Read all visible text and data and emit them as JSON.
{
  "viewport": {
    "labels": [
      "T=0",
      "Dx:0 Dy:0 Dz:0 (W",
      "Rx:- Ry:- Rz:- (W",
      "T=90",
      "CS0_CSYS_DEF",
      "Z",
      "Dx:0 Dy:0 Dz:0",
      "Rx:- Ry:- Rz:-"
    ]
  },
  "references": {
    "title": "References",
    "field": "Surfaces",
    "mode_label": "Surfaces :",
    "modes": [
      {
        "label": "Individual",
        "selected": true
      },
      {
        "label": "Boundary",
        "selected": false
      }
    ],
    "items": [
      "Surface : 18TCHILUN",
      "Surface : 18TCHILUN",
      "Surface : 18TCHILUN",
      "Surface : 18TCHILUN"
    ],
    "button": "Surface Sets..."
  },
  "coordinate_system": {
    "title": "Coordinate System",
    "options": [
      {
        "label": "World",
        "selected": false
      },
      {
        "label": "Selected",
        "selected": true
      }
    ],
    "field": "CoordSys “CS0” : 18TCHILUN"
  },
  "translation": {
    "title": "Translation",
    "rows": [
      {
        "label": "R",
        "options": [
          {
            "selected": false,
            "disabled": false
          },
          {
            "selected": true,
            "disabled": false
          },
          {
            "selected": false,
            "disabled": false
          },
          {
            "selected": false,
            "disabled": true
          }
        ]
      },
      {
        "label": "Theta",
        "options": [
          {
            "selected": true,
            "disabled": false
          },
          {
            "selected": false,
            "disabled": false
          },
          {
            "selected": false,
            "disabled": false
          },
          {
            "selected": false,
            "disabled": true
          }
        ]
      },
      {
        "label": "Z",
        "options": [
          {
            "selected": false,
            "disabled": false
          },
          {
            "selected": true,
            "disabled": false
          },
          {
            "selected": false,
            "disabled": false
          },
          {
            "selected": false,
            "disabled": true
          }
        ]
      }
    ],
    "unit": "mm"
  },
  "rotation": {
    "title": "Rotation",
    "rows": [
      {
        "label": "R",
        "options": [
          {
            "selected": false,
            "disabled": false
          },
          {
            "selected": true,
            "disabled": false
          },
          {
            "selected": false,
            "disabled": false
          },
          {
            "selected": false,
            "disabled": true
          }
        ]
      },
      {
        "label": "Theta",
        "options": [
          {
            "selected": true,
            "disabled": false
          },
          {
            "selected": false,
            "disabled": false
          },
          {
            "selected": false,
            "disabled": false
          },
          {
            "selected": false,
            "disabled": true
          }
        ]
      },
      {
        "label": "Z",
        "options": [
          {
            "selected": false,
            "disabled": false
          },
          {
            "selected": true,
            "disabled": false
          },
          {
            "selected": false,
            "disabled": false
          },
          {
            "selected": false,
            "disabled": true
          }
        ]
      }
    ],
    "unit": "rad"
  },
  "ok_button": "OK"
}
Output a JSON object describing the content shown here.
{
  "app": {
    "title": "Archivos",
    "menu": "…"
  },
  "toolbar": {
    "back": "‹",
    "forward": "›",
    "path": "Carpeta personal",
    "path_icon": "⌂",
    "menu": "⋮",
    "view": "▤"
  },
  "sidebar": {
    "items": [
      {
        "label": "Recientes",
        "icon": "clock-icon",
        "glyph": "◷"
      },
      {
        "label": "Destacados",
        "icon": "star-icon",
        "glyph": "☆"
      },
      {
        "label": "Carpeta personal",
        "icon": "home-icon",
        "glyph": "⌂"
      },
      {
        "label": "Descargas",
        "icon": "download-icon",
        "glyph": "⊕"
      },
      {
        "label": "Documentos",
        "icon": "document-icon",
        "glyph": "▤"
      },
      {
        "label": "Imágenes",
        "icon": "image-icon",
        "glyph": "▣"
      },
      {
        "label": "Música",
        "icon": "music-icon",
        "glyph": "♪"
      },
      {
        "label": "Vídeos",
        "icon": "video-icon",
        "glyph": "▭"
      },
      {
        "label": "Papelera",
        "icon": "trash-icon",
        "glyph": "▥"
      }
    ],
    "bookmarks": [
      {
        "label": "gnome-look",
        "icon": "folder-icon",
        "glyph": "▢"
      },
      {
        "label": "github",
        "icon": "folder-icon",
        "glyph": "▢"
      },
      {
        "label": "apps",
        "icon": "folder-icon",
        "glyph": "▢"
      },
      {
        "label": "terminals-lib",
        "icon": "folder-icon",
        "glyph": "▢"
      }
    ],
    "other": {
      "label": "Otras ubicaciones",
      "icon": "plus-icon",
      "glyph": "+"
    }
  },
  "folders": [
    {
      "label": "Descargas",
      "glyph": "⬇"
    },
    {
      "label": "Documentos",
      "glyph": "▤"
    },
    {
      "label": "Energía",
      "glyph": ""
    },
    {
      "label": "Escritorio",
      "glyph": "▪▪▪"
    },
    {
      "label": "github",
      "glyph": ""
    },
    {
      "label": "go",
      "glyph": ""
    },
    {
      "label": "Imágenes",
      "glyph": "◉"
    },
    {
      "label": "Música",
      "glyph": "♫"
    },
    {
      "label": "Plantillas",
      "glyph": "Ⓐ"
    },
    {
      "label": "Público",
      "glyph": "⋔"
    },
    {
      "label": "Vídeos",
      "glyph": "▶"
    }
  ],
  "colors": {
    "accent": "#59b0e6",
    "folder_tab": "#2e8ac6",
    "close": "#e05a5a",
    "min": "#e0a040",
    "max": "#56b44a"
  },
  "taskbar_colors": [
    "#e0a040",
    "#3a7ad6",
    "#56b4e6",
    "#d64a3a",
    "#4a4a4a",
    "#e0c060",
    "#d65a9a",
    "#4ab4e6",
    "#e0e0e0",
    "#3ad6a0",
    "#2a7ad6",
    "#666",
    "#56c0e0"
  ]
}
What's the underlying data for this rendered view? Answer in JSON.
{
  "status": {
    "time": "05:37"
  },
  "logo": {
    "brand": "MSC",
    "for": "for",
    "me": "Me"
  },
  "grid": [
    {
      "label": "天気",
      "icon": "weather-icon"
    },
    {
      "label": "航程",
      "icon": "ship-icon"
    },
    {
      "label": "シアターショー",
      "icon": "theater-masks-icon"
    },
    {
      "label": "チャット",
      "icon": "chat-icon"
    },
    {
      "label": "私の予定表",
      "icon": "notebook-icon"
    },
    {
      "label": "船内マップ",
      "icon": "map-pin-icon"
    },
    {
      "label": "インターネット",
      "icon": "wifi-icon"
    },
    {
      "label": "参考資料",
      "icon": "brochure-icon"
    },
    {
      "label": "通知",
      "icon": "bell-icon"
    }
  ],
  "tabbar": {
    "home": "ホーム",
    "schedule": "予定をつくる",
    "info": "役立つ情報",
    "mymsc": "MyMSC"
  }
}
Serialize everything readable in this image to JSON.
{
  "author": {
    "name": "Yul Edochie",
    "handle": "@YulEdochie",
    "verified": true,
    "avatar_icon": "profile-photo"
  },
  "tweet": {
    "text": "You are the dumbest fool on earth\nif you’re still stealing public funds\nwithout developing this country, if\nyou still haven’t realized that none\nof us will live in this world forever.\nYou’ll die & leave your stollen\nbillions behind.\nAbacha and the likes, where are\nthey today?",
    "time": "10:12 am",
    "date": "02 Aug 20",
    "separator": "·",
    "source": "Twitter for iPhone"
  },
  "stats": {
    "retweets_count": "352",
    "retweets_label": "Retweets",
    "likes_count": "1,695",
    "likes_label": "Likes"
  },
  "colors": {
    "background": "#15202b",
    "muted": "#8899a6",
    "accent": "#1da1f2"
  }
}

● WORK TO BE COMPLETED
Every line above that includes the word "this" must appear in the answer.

● SOLUTION TO THE EXERCISE
What's the underlying data for this rendered view? Answer in JSON.
Serialize everything readable in this image to JSON.
    "text": "You are the dumbest fool on earth\nif you’re still stealing public funds\nwithout developing this country, if\nyou still haven’t realized that none\nof us will live in this world forever.\nYou’ll die & leave your stollen\nbillions behind.\nAbacha and the likes, where are\nthey today?",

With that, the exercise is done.